Ranitidine is just the latest in a string of generic prescription drug safety contaminations in recent years. Last year, the FDA announced that the same carcinogen contaminated the popular blood-pressure medication valsartan, spurring a massive recall that affected tens of millions of patients.
The biggest prescription drug crisis of recent years was the 2008 contamination of heparin, a widely used blood thinner. The FDA estimates that 149 Americans died and many hundreds more were seriously injured as a result.
What’s responsible for the repeated drug safety lapses? The offshoring of the American drug supply to China and, to a lesser extent, India during the past couple of decades.
Lax safety standards and FDA oversight at plants in those two countries have allowed these drugs – and likely countless more we don’t know about – to become contaminated and endanger patients. China and India now manufacture about 80% of the drugs consumed in the U.S. This figure understates China’s dominance because many of the active ingredients in the Indian manufactured drugs come from China. The U.S. doesn’t even manufacture vital drugs like antibiotics anymore, with the last penicillin factory closing in 2004.
In 2017, FDA inspectors investigated a plant at China’s Huahai Pharmaceuticals, which manufactured contaminated valsartan, and found rust, deteriorating equipment, ignored consumer complaints, testing anomalies and potential contamination. Two other Chinese plants were cited by the FDA last year for inadequate cleaning and maintenance procedures, unlocked and improper recording formulas, and inadequate testing, among other violations.
FDA inspectors are unable or unwilling to provide appropriate oversight of Chinese manufacturing. In contrast to the robust testing required for approval for new prescription drugs, the FDA only requires that generic manufacturers prove that patients will absorb drugs at the same rate as the brand-name medications they copy.

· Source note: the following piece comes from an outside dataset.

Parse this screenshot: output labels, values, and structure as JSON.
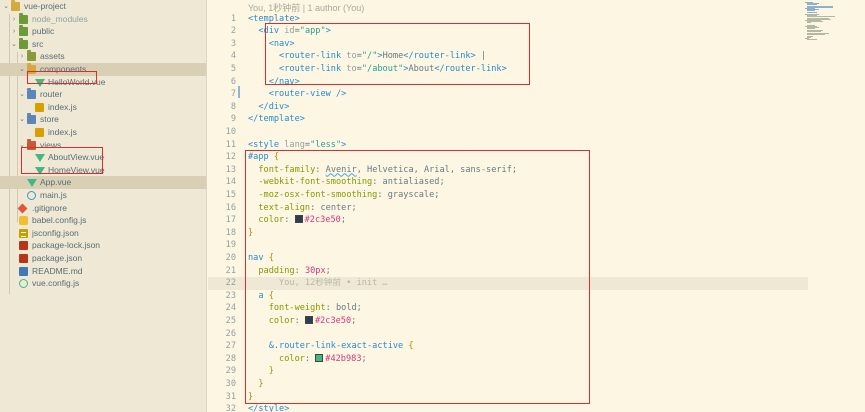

A 2016 Government Accountability Office report finds that some Chinese drug manufacturing plants are never investigated, while others are looked at infrequently. At the time of the report, the FDA only has 29 staff to inspect more than 3,000 foreign manufacturing facilities. And, the number of FDA investigators abroad dropped by 25% between 2016 and 2018, with two out of the three inspection offices in China closing in recent years. According to a Bloomberg analysis, the FDA checks less than 1% of drugs manufactured abroad for safety before allowing them into the country. And manufacturers are generally warned before inspections occur.
Given the growing trade war and animosity between the two countries, the utter dependence on China for the U.S.’s basic medicines also poses a national security threat. China’s drug manufacturing dominance gives it a nuclear option in the ongoing trade war. Millions of Americans could die without access to lifesaving medications if China decides to weaponize its drug-making.
In order to ensure generic drug safety and protect against this national security threat, the U.S. must produce its most vital medications, such as antibiotics, insulin, and anesthesia, at home. In their 2018 book “China RX,” authors Rosemary Goodwin and Janardan Prasad Singh lay out 10 steps to achieve this goal. These include deeming medicines a strategic asset, providing incentives to bring manufacturing home, and increasing FDA testing of medications.
Lawmakers plan to hold hearings soon about China’s dominance in prescription drug manufacturing. These hearings should recommend that any forthcoming comprehensive prescription drug legislation include a reshoring element. If the status quo prevails, the country will continue experiencing dangerous and widespread drug contaminations – at best.